1000 E University Ave
Dept. 3226, Bureau of Mines
Laramie, WY 82071
Phone: (307) 766-2379
Fax: (307) 766-6729
Sims is 50 years old, an avid rock climber and former professional mountain guide. He doesn't like cities; he's allergic to crowds. He dresses as if life were one long camping trip. A professor at the University of Wyoming, he lives in Laramie with his wife and two young children. He hasn't owned a TV set in 25 years. Volcano science has never been a safe occupation—more than 20 scientists have died on volcanoes in the past 30 years. Sims carries a scar on his right arm from Sicily's Mount Etna, where his shirt melted into his skin. He's even-tempered and analytical and seemingly never off duty. He once wrote a paper on a restaurant tablecloth, scribbling until 3 a.m. Then he took the tablecloth home.
By Michael Finkel
When? This is the question that has brought two of the world's leading volcano scientists to the center of Africa; it's the question that haunts a team of Congolese seismologists; it's the question that may determine the fate of close to one million people. When will Nyiragongo erupt?
Nyiragongo is a two-mile-high volcano towering over the eastern edge of the Democratic Republic of the Congo (DRC)—one of the most active volcanoes on the planet and also one of the least studied. The chief reason for the lack of research is that for the past 20 years the eastern DRC has seen nearly constant warfare, including a spillover of the massacres in neighboring Rwanda. One of the largest United Nations forces in the world, some 20,000 troops, currently maintains a fragile, and often broken, peace.
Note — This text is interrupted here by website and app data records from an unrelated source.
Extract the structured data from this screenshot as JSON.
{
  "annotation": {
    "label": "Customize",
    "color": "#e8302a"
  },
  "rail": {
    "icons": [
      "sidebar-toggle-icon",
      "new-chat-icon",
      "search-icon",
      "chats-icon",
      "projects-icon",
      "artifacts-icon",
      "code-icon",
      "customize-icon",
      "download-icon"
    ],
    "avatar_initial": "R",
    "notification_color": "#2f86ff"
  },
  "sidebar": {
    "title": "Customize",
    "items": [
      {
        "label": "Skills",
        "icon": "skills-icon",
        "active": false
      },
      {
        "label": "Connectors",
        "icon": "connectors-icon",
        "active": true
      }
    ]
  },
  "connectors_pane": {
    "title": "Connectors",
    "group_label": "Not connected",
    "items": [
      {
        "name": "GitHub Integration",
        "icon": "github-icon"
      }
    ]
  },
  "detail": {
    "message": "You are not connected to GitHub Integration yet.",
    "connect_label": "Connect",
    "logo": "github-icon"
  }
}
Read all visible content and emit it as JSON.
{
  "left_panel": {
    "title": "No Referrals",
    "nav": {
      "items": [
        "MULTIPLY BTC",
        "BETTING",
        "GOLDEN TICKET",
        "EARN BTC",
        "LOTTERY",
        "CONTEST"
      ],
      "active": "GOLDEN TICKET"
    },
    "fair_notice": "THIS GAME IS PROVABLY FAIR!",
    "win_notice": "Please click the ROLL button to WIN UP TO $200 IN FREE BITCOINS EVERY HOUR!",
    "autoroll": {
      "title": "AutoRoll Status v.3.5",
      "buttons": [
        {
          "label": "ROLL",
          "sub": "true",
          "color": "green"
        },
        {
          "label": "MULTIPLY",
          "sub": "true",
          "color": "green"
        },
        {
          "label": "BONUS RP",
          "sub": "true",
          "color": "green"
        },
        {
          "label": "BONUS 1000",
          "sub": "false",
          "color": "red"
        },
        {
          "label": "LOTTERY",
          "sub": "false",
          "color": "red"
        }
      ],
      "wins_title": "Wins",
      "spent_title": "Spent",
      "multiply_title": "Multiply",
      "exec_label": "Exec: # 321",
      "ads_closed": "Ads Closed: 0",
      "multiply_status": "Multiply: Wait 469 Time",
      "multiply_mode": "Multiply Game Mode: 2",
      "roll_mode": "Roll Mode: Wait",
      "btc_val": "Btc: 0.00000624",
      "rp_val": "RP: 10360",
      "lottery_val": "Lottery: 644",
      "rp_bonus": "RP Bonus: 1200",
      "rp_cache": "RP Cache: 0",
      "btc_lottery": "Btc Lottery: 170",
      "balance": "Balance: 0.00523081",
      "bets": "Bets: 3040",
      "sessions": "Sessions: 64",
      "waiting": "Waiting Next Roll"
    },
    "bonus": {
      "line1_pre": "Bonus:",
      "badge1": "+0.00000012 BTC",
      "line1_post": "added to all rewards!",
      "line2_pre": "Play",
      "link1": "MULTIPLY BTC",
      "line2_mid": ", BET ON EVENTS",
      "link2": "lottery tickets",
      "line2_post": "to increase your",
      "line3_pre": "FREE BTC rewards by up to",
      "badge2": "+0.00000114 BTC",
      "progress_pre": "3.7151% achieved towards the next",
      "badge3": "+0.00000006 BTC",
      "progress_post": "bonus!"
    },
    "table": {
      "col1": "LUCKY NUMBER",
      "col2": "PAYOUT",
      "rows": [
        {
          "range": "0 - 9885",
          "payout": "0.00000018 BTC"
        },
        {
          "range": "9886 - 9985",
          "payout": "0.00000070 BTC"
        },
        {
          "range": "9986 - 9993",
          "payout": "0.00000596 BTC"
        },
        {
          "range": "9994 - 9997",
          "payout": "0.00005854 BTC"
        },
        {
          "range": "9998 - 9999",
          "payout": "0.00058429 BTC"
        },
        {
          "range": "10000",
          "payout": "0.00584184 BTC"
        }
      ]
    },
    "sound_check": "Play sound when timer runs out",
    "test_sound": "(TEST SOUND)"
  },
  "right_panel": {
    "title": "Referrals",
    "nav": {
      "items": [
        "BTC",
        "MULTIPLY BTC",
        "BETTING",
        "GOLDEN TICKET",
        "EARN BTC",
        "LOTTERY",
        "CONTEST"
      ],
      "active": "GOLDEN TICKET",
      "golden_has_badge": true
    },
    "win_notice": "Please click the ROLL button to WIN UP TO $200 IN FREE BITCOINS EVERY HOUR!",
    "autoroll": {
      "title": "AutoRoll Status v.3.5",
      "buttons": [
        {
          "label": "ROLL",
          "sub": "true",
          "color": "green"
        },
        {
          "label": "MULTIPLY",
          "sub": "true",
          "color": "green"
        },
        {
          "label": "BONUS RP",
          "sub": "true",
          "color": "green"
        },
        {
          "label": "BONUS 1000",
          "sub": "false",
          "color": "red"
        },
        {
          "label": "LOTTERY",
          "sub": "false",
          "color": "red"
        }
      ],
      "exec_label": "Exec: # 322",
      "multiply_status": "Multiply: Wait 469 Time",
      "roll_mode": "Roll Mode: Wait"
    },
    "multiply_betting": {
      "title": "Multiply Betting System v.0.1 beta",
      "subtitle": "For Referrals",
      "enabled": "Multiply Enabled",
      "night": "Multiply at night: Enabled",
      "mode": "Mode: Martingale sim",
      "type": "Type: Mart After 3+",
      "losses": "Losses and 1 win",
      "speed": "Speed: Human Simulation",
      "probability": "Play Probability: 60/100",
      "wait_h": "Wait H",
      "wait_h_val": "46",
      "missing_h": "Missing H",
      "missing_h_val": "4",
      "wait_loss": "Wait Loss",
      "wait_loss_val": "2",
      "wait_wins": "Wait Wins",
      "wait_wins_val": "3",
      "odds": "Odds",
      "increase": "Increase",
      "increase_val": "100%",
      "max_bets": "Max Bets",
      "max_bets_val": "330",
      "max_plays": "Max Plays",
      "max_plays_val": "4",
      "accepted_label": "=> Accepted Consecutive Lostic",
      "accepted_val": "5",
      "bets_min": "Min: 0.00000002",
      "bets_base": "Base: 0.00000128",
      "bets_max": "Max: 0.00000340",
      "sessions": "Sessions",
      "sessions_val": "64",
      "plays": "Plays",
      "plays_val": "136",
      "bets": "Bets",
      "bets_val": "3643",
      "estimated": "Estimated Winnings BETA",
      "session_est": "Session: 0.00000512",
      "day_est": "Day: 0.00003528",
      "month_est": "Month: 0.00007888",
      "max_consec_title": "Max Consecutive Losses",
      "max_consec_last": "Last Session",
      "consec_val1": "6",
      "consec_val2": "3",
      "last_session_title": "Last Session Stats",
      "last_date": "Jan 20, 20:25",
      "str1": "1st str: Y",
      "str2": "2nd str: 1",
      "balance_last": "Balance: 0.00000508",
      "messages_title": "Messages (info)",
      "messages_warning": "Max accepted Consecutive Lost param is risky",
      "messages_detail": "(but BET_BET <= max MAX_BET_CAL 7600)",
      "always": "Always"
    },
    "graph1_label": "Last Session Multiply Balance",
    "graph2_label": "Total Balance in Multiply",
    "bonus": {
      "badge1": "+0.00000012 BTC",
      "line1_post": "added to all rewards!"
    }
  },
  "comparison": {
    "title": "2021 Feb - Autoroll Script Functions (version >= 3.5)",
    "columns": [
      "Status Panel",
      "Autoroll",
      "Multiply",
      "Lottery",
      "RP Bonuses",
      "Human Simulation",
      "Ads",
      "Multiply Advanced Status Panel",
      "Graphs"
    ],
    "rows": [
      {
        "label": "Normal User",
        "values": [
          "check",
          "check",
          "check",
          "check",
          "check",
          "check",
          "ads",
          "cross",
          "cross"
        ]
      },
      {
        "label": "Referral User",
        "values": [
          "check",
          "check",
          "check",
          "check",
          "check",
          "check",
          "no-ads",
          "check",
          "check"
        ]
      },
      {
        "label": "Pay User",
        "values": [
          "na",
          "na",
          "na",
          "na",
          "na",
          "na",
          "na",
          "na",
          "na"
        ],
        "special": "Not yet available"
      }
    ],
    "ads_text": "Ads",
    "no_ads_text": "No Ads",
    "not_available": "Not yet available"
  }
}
At the base of the volcano sprawls the city of Goma, growing by the day as villagers from the countryside seek refuge from rebel and government forces. An estimated million people are now crammed into Goma. Twice in recent years Nyiragongo's eruptions have sent molten rock flowing toward the city. In 1977 lava raced down the mountain at more than 60 miles an hour, the fastest ever observed. Several hundred people died, even though the flow had hardened before it reached the main part of the city. In 2002 the volcano shot more than 15 million cubic yards of lava into downtown Goma, destroying 14,000 homes, burying buildings to the top of the first floor, and forcing 350,000 citizens to flee. Both eruptions were mere grumbles, though, compared with the fury Nyiragongo is thought capable of unleashing.
Part of Dario Tedesco's job is to envision that possibility. For much of the past 15 years, with funding from the European Union, the Italian volcanologist has struggled to focus the scientific community's attention on Nyiragongo. According to Tedesco, there is no question the volcano will erupt again, potentially transforming Goma into a modern Pompeii.
"Goma," he says, "is the most dangerous city in the world."
Last July, Tedesco headed to Nyiragongo with U.S. volcanologist Ken Sims, a team of younger scientists, and a support crew, including six Kalashnikov-toting guards. Their three-week mission was akin to that of a doctor giving a patient a long-overdue physical exam. They wanted to take the measure of the mountain, to study its rocks and sample its gases, to decipher its methods and moods. They hoped to transform the question of when into the beginnings of an answer.
This story, photos and more can be found in the April 2011 issue of National Geographic magazine, on newsstands now! To view these images and more, visit The Volcano Next Door photo gallery.
Tune in to Nat Geo channel Thursday, April 7, at 9 p/m. ET for Man vs. Volcano.
Learn more about the UW Department of Geology and Geophysics.